  • 1 apple, peeled, cored and cubed
  • Pinch of ground cinnamon
  • 1 tsp chia seeds or milled flaxseed
  • 1 tsp runny honey

Method

  1. Mix the oats, seeds and milk together in a bowl. Spoon half the mixture into an airtight jar or container and top with half the apple and cranberries. Repeat with the remaining oat mix and fruit.
  2. Cover and leave in the fridge overnight.
  3. Before serving, top with the cinnamon and honey. Enjoy!
  4. *Tip – This can be eaten hot or cold. To heat, microwave on high for 1½ minutes.

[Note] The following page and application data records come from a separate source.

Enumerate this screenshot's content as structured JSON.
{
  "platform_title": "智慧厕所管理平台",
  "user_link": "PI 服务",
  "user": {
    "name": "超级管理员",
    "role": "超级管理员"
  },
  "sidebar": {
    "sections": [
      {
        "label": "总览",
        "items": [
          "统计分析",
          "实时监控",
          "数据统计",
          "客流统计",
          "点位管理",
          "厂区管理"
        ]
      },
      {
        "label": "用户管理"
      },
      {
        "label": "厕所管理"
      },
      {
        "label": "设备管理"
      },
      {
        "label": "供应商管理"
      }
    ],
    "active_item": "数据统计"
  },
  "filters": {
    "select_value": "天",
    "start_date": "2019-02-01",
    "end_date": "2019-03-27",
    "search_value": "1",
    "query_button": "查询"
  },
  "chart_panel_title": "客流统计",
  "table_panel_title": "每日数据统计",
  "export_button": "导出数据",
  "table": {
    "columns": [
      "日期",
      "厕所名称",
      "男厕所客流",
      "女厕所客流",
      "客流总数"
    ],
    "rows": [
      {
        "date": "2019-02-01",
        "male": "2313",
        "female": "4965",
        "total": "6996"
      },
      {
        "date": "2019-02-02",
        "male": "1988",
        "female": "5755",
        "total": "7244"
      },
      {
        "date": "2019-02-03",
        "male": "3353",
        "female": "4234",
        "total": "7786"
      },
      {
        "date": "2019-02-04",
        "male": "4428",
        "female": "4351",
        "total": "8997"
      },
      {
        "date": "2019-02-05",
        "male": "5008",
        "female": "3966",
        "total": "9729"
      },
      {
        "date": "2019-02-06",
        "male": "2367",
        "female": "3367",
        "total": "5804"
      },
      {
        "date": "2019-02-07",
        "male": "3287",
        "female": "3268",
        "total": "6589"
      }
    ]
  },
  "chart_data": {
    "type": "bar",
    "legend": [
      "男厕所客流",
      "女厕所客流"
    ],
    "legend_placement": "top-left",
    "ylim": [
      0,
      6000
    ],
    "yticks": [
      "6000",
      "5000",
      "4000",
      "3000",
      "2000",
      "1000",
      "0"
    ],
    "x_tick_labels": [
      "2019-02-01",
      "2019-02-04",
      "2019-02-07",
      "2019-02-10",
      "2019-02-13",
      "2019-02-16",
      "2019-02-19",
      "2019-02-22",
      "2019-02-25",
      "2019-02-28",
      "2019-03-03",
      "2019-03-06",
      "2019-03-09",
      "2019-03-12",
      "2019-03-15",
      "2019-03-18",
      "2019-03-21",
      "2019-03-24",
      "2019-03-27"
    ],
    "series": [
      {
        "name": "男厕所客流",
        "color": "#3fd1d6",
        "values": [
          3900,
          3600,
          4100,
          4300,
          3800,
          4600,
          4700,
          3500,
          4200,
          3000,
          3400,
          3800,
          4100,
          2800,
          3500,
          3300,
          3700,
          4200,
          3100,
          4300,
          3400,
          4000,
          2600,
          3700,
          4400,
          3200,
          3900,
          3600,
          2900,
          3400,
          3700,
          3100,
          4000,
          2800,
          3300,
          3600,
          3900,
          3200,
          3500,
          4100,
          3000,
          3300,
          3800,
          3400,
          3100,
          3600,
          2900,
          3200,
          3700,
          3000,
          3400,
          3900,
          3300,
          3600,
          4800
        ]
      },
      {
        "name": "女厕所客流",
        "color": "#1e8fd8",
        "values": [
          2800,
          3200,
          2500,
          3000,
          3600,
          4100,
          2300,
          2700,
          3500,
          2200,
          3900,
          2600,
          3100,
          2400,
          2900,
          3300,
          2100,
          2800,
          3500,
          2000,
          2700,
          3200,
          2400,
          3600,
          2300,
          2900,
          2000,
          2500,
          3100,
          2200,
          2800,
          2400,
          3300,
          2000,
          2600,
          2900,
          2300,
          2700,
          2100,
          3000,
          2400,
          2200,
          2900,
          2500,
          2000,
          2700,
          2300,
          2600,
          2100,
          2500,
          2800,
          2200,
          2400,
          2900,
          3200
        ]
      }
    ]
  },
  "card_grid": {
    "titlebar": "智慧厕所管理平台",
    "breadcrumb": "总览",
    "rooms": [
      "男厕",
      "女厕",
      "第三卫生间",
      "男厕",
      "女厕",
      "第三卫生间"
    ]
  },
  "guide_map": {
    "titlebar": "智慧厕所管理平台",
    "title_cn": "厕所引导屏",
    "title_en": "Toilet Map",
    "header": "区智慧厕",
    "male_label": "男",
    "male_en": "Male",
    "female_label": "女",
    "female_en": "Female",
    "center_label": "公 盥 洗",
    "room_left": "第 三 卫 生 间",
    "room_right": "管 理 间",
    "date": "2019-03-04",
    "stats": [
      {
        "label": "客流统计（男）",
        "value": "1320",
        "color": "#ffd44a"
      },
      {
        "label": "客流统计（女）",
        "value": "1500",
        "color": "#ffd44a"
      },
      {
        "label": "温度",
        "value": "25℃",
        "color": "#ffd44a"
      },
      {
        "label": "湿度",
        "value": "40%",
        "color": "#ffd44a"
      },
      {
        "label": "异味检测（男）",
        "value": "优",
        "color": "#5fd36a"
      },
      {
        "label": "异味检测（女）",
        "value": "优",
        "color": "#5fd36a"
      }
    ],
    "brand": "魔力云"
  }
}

We’ve highlighted the sugar content of a selection of breakfast cereals, but you can assess the sugar content of any cereal yourself by looking at the nutrient label: Find out how much sugar is in 100g and then work out if it is healthy or not by using the following grid.

Check out how much sugar is in some popular cereals here:

5g or less

'Best of the bunch'

5g-22.5g

'Don't have very often'

22.5g+

'Once in a while'


Kellogg Frosties

11.1g per 30g serving / 37g per 100g serving

Kellogg Coco Pops

11g per 30g serving / 35g per 100g serving

Kellogg Crunchy Nut Cornflakes

11g per 30g serving / 35g per 100g serving

Nestle Lion cereal

8.7g per 30g serving / 29g per 100g serving

Nestle Nesquik

7.5g per serving / 25g per 100g serving

Nestle Cookie Crisp

7.5g per serving / 25g per 100g serving

Nestle Cheerio's Honey

7.2g per serving / 24g per 100g serving

Kellogg Frozen cereal

6.3g per serving / 21g per 100g serving

Nestle Cheerio's Multigrain

6.3g per serving / 21g per 100g serving

Kellogg Special K

4.5g per serving / 15g per 100g serving

Kellogg All Bran Flakes

4.2g per serving / 14g per 100g serving

Kellogg Rice Krispies

3g per serving / 10g per 100g serving

Kellogg Corn Flakes

2.4g per serving / 8g per 100g serving

Weetabix

1.7g per serving / 4.4g per 100g

Nestle Shredded Wheat

0.3g per serving / 0.7g per 100g

Nutritionist Emma Brown, MSc Human Nutrition is passionate about how food science applies to the human body, and how the nutrients in what we eat affect us and ultimately have an impact on our health.